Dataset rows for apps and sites
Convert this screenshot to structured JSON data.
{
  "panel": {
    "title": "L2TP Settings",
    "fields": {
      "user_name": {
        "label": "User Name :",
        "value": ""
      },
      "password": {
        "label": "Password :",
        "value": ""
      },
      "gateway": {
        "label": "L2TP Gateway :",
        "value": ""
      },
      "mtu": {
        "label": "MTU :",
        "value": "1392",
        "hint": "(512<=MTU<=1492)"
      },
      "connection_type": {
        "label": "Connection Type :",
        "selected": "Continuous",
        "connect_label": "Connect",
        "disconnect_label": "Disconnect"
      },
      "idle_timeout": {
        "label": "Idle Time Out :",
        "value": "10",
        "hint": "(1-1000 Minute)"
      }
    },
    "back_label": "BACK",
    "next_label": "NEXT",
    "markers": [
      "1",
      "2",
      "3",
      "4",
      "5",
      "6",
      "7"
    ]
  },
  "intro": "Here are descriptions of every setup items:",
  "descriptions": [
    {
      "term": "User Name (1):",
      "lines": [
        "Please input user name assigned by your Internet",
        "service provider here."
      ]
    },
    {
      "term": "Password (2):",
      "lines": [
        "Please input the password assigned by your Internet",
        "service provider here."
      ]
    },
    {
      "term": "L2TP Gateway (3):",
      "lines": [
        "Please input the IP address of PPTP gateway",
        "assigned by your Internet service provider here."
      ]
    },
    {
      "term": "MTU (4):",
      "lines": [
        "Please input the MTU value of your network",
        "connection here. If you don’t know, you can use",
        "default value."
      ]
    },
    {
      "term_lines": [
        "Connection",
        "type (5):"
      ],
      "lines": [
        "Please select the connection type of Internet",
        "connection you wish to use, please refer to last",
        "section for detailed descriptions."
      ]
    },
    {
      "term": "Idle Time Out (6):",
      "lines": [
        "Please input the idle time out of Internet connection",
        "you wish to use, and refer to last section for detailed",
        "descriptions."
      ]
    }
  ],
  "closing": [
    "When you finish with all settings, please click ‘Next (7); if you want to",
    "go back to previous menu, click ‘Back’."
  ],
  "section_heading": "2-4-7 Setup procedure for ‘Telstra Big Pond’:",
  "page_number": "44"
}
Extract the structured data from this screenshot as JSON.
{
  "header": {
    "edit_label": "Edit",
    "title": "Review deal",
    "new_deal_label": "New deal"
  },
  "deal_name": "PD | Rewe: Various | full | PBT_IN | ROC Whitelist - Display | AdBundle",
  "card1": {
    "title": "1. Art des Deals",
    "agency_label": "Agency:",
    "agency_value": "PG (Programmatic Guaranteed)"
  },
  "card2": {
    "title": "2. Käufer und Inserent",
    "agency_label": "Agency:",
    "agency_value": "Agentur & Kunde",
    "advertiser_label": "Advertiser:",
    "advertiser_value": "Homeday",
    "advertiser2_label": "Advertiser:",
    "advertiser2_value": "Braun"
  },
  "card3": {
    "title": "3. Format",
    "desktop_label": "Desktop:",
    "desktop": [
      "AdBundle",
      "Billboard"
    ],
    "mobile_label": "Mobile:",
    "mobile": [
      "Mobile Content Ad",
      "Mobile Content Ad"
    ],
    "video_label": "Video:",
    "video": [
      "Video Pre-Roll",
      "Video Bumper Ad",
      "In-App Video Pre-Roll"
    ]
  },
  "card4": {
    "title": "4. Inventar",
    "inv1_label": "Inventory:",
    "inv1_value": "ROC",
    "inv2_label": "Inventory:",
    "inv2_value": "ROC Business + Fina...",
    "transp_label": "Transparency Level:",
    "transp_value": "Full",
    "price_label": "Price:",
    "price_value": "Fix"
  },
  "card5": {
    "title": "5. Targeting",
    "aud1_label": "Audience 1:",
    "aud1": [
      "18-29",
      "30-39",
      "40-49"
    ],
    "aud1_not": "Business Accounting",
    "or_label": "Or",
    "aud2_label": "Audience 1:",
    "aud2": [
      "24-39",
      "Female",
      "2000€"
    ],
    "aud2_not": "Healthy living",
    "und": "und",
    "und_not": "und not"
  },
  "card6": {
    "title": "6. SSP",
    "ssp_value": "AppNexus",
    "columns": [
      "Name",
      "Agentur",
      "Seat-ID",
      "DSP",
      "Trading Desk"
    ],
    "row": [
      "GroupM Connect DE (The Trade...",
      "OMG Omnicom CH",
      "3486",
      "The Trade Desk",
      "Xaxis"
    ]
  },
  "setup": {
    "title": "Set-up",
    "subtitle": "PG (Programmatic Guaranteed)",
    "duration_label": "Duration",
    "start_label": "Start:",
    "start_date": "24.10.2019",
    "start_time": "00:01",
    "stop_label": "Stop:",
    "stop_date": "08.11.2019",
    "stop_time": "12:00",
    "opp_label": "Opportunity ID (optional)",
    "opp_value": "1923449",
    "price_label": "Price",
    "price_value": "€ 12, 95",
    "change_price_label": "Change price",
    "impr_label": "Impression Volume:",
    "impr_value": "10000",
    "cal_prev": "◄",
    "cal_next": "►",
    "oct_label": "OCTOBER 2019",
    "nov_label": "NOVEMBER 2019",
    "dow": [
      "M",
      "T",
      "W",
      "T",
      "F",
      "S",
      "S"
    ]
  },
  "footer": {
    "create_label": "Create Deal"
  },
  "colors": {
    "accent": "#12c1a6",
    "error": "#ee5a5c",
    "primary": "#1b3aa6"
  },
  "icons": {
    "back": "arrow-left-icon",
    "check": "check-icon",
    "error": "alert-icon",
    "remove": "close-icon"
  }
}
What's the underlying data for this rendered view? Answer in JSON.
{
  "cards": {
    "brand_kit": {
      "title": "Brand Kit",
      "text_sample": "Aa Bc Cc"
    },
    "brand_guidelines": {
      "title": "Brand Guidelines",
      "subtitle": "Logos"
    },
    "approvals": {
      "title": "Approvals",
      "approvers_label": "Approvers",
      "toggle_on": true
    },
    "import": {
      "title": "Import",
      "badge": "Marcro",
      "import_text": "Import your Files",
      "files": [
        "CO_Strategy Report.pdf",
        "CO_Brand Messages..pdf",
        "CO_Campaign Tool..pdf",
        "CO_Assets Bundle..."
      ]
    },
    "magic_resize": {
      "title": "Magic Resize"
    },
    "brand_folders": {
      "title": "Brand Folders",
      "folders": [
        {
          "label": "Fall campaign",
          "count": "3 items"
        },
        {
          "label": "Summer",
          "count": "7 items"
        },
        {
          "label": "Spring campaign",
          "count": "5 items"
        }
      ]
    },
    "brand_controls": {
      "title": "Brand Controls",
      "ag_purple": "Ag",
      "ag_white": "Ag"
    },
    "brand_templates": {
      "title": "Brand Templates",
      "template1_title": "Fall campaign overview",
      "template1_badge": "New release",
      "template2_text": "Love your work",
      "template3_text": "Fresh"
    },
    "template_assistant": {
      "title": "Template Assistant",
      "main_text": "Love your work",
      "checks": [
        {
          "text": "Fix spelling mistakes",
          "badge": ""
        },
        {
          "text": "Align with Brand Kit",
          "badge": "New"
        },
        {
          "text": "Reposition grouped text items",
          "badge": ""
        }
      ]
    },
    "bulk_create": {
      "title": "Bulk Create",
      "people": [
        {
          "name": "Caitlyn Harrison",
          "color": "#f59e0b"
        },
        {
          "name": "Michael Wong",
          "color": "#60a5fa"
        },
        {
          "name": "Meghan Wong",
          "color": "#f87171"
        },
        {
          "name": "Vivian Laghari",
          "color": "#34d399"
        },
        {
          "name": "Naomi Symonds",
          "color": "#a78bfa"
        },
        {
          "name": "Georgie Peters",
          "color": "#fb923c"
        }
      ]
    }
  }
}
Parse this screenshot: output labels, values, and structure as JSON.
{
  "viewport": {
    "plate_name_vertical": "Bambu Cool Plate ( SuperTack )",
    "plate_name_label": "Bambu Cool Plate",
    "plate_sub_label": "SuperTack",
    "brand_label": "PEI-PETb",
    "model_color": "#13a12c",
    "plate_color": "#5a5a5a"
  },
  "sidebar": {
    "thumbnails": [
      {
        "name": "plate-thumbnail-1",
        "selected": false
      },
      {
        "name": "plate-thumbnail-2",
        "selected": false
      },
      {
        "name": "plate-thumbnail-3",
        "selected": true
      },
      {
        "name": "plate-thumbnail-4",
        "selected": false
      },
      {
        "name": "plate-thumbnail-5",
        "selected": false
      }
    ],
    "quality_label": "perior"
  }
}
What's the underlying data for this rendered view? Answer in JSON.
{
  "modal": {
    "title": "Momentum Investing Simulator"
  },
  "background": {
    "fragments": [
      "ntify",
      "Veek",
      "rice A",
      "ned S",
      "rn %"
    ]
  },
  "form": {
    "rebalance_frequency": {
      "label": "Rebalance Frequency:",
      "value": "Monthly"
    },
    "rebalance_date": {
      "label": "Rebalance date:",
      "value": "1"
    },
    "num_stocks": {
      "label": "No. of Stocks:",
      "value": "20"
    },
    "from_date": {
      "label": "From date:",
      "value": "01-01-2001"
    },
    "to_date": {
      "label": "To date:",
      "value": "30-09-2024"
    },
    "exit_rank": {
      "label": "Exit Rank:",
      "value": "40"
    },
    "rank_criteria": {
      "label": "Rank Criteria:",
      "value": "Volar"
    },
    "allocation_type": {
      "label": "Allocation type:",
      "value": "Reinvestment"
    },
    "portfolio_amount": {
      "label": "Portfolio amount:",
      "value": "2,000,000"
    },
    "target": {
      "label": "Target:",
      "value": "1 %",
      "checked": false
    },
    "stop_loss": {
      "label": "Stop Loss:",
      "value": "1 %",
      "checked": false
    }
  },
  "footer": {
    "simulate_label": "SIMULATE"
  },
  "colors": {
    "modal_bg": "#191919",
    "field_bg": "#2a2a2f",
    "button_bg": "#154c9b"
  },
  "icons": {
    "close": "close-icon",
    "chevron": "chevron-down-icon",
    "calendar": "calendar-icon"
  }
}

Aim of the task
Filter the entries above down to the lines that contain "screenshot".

Task solution
Convert this screenshot to structured JSON data.
Extract the structured data from this screenshot as JSON.
Parse this screenshot: output labels, values, and structure as JSON.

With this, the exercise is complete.